» WORK REQUEST: Within the records, find every line that includes the word "facebook" and copy it.

» DATA LISTING:
((

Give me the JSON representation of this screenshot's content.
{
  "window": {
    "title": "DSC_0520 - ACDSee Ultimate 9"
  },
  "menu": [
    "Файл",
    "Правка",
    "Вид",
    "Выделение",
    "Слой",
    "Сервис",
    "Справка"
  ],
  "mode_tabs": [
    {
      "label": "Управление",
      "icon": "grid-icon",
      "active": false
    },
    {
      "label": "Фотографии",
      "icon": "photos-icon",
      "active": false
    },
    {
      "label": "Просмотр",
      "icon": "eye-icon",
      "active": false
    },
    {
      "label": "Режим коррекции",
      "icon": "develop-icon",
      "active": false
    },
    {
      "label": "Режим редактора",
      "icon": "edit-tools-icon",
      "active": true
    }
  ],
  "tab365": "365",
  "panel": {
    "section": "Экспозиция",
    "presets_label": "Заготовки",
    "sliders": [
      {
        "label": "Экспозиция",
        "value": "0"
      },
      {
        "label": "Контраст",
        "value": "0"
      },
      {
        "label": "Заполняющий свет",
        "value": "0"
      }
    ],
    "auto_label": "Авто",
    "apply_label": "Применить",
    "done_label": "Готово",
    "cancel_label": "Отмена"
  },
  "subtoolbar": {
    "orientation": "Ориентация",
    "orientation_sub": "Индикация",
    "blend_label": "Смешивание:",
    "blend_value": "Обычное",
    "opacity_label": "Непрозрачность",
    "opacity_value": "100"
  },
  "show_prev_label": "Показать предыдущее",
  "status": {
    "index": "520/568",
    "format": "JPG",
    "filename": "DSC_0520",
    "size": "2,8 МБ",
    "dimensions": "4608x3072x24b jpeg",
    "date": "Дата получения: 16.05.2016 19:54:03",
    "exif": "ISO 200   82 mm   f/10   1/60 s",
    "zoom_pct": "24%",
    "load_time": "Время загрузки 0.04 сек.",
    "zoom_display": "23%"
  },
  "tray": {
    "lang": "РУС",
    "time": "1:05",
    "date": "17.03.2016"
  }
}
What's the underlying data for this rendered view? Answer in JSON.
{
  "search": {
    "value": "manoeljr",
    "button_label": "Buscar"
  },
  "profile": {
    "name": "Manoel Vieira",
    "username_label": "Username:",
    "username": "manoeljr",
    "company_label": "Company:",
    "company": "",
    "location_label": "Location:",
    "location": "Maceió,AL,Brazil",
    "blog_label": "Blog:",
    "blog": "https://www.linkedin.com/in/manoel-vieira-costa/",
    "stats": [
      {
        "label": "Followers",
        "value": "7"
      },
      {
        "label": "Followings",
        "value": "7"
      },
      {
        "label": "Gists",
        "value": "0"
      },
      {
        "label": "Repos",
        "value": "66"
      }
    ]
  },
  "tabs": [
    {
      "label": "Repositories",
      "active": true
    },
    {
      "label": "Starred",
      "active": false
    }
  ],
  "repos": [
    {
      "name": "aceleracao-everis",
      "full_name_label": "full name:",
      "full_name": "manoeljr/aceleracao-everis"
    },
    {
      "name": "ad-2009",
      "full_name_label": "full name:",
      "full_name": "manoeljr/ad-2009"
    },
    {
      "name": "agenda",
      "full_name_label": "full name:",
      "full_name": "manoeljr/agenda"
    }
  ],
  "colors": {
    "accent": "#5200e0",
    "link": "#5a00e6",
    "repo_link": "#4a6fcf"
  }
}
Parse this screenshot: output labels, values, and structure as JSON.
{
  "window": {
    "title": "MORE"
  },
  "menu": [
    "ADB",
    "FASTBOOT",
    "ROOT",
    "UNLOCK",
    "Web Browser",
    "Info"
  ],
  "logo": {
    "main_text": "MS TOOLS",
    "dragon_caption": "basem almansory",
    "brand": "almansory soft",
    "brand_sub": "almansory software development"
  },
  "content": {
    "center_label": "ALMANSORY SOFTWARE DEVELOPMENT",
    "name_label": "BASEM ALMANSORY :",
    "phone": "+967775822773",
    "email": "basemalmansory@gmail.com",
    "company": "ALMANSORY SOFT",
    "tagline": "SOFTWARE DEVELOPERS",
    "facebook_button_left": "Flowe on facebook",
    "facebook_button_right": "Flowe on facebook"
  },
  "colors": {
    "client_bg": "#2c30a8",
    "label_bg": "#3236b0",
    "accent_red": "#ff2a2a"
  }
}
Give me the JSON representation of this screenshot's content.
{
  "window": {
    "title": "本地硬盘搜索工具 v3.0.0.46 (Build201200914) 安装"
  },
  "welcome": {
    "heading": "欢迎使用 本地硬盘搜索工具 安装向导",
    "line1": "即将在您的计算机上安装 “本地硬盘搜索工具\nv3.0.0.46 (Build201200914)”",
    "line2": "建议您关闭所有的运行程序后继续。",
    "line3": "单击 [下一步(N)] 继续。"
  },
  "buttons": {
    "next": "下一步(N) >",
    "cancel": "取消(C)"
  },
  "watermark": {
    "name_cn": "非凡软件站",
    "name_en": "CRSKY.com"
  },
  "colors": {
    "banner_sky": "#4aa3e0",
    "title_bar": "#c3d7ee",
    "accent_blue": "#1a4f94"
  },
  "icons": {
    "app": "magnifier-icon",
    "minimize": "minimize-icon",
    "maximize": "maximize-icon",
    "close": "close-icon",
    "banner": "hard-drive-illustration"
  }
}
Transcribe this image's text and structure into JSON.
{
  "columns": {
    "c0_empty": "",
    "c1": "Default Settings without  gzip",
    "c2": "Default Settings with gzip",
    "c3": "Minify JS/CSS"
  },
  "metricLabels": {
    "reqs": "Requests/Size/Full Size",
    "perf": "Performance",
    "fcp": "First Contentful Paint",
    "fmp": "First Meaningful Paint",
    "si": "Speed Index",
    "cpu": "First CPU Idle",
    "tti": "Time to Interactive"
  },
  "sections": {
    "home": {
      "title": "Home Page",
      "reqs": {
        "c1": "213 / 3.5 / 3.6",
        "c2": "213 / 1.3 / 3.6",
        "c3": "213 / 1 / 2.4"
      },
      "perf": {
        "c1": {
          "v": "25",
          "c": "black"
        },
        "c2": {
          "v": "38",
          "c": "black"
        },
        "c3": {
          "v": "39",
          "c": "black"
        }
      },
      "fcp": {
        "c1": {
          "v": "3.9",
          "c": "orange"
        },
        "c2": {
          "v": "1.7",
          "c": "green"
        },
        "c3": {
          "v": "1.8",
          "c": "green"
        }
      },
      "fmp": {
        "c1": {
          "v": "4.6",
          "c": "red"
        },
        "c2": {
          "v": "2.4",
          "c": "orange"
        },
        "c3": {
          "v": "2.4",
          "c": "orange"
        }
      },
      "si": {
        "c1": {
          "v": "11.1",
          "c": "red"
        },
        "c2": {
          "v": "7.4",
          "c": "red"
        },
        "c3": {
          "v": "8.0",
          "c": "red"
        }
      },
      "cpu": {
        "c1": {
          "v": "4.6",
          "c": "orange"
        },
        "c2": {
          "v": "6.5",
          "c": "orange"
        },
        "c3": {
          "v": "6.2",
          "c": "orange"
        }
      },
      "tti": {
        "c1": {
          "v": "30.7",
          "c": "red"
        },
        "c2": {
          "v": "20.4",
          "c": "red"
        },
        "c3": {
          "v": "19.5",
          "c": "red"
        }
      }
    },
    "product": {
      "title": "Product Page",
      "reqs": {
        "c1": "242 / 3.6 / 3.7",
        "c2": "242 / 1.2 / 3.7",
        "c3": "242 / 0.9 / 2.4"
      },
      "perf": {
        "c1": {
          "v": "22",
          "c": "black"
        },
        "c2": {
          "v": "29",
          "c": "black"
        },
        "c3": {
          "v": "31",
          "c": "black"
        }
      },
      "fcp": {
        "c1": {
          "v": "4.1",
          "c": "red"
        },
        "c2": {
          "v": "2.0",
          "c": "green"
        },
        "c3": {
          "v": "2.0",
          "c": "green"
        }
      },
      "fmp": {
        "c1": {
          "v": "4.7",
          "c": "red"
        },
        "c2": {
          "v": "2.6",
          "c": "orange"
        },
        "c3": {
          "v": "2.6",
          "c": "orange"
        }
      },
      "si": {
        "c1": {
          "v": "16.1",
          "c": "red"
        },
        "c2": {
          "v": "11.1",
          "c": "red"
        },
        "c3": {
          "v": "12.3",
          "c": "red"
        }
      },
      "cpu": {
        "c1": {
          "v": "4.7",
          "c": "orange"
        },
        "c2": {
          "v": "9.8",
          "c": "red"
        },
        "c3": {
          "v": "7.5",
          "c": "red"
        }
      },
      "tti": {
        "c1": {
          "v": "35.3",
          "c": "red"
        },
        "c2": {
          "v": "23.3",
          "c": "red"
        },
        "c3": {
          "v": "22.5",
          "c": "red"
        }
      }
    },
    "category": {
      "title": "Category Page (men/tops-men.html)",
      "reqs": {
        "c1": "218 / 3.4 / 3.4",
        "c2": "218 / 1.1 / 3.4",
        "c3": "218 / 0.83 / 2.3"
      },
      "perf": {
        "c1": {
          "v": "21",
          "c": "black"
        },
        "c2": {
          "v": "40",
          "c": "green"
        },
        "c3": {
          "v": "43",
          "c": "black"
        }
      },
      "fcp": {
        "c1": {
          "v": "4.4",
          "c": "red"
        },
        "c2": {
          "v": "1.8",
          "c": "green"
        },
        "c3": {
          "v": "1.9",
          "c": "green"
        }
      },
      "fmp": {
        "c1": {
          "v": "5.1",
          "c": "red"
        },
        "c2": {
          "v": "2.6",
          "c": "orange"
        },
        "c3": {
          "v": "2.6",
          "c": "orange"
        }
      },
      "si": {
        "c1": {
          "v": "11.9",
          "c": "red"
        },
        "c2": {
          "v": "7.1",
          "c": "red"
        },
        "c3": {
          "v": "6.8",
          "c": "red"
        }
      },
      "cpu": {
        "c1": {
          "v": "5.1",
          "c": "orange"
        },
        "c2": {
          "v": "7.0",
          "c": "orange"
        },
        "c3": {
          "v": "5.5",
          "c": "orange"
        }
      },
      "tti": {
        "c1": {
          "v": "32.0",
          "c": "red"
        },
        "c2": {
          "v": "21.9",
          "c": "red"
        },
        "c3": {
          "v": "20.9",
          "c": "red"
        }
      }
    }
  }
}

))

» SOLUTION TO THE PROBLEM:
    "facebook_button_left": "Flowe on facebook",
    "facebook_button_right": "Flowe on facebook"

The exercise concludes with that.